Once you are happy with your edited and revised manuscript, you’re ready to format your memoir files. There’s a lot that goes into designing your print-ready files. Here’s a list of elements you’ll need to consider:
- Use a standard font and text size
- That includes your heading styles, footnotes, header and footer text, body styles, and likely more
- Use high-quality images
- At 300 dpi and size to fit your pages correctly
- Create a consistent page layout
- Including header, footer, margins, and gutter
- Add front matter and back matter
- Including your copyright page, table of contents, introduction, author bio, and more.
- Do a final proofread before ordering a print
Publishing Your Memoir
Just like any book, publishing a memoir has two common routes: traditional publishing and self-publishing.
Traditional publishing is an arduous task involving querying agents, publishing house deals, limited access to your audience, and even more limited income. If you are lucky enough to get a traditional publishing deal, you’ll have a large editorial and design team to help make your book the best it can.
Self-publishing is a much faster path to publishing, but you’ll be doing all the work yourself. This is the best option if you want to have control over your book’s content, marketing, and distribution. You’ll need to bring the audience and manage all the marketing tasks, but the trade-off is higher revenue per sale and a direct connection with your fans.
Despite the work, many creators choose to self-publish their memoirs. The control and speed to market are more important than the broad reach of a publishing house.
Connecting With Your Readers
Your memoir is a powerful tool for marketing and building your brand. Your fans and followers want stories that are honest and engaging. They want a connection with you; your memoir can do that in ways that educational or inspirational content cannot.
Memoir is the ultimate form of brand marketing. Let your own, personal story resonate with your readers to create deeper connections. The book can be more than just a book too. Turn the most inspirational quotes into social media posts. Make a video that expands on a topic.

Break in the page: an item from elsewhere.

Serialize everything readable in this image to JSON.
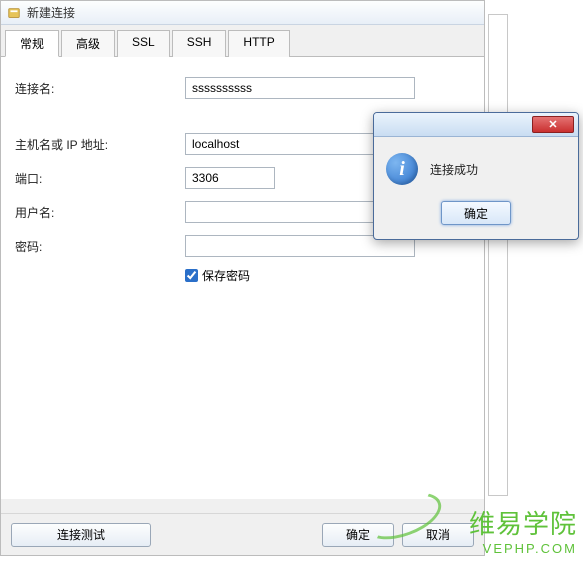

Write blog posts to tease the story.
Like any other piece of content you create, your memoir is a source for all your content channels.
This blog post is compliments of our sponsor, Lulu.
Lulu is dedicated to making the world a better place, one book at a time, through sustainable practices, innovative print-on-demand products and a commitment to excellent service. Since 2002, Lulu has powered the knowledge sharing economy by enabling authors in more than 225 countries and territories to publish nearly two million books and eBooks. Our industry-leading tools and global community help authors tell their story, publish it in printed or eBook format, then sell them in online bookstores around the world. At Lulu, authors are in control, owning the rights to their works, setting their own price and keeping up to 90 percent of their book profits. Learn more about Lulu here.